[[ THE DATA, beginning ]]

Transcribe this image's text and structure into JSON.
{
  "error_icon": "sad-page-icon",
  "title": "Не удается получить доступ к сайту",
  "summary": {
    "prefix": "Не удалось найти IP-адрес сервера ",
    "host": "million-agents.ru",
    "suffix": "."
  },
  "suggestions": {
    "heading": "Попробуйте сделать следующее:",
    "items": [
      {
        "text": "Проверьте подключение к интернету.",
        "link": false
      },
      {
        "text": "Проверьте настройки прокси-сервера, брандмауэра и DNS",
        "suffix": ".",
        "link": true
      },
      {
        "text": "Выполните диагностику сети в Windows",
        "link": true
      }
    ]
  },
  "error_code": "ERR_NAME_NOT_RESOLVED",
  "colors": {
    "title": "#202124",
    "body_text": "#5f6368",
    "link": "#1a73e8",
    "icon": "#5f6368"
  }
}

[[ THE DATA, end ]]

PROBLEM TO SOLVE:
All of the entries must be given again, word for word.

RESPONSE:
Transcribe this image's text and structure into JSON.
{
  "error_icon": "sad-page-icon",
  "title": "Не удается получить доступ к сайту",
  "summary": {
    "prefix": "Не удалось найти IP-адрес сервера ",
    "host": "million-agents.ru",
    "suffix": "."
  },
  "suggestions": {
    "heading": "Попробуйте сделать следующее:",
    "items": [
      {
        "text": "Проверьте подключение к интернету.",
        "link": false
      },
      {
        "text": "Проверьте настройки прокси-сервера, брандмауэра и DNS",
        "suffix": ".",
        "link": true
      },
      {
        "text": "Выполните диагностику сети в Windows",
        "link": true
      }
    ]
  },
  "error_code": "ERR_NAME_NOT_RESOLVED",
  "colors": {
    "title": "#202124",
    "body_text": "#5f6368",
    "link": "#1a73e8",
    "icon": "#5f6368"
  }
}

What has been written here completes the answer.